Task statement: The word "Cube" may appear in the records below. Report how many lines contain it, and write nothing besides the number.

Provided data:
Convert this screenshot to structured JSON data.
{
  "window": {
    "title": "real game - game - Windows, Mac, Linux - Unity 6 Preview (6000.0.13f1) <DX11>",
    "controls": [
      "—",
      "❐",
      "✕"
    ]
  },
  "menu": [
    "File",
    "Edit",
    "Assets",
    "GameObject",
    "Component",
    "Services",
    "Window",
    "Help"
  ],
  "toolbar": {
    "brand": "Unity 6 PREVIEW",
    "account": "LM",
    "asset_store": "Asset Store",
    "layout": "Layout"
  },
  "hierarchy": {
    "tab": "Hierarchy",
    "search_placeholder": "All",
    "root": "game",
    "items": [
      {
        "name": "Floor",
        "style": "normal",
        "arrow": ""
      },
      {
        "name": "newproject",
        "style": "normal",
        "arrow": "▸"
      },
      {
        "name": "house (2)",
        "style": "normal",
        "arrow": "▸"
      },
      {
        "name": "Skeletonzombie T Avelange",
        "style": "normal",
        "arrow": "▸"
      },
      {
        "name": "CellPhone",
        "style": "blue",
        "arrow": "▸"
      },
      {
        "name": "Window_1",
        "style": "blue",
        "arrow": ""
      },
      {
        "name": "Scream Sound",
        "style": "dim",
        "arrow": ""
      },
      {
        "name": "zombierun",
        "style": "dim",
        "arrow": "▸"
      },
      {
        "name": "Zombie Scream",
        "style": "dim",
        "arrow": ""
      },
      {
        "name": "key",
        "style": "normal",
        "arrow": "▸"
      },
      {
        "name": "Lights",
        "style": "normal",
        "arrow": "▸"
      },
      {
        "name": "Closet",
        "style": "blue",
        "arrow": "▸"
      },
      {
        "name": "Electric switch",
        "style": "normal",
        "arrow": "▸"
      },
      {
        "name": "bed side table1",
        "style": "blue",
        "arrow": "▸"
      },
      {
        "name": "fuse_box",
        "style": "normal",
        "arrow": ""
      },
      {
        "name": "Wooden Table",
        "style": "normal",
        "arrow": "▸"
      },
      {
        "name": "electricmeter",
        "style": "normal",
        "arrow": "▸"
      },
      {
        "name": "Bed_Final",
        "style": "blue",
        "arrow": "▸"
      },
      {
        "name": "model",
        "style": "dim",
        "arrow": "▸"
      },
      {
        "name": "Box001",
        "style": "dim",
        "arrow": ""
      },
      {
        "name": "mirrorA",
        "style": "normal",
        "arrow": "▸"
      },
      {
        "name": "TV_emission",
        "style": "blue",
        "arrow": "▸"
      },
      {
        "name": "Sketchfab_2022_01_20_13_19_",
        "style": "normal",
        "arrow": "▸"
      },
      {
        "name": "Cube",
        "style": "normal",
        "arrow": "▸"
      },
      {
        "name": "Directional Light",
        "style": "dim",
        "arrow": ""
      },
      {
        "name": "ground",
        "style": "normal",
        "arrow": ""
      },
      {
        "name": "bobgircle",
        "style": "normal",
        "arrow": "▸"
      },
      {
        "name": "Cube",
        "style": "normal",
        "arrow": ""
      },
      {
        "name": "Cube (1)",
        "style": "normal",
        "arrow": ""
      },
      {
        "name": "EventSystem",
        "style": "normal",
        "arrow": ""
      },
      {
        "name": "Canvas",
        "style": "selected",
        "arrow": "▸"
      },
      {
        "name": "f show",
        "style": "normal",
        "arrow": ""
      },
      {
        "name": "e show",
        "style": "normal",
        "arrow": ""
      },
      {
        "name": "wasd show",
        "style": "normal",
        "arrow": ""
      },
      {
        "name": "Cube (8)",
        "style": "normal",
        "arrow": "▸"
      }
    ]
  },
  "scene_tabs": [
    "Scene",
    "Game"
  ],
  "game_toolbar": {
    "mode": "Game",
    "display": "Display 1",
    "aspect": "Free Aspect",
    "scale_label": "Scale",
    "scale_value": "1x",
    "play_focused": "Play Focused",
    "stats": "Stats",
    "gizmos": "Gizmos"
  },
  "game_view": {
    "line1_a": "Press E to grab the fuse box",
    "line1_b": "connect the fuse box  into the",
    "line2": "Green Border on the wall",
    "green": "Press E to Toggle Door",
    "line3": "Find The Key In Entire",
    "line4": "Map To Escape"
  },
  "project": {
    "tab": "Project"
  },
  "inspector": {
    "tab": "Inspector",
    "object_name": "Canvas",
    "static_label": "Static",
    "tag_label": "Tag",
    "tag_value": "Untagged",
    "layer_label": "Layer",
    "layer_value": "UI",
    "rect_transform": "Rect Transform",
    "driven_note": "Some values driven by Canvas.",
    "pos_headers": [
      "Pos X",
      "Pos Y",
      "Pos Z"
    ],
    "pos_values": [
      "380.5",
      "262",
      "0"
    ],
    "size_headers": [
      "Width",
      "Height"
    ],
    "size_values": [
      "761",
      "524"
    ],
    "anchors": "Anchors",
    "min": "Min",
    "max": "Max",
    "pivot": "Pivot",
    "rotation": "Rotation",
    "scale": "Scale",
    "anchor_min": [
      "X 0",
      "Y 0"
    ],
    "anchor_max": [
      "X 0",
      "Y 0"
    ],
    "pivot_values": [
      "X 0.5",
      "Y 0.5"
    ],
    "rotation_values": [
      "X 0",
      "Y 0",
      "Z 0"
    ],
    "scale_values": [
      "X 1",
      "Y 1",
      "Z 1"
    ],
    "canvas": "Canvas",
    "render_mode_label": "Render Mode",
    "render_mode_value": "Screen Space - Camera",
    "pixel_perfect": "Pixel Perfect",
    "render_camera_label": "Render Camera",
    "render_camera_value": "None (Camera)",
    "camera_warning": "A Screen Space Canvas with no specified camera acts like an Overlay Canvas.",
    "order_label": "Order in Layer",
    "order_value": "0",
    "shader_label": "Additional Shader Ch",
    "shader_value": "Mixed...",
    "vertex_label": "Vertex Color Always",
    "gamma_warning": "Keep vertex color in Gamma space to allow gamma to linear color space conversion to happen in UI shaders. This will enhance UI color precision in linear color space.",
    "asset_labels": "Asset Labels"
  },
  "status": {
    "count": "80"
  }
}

Answer: 4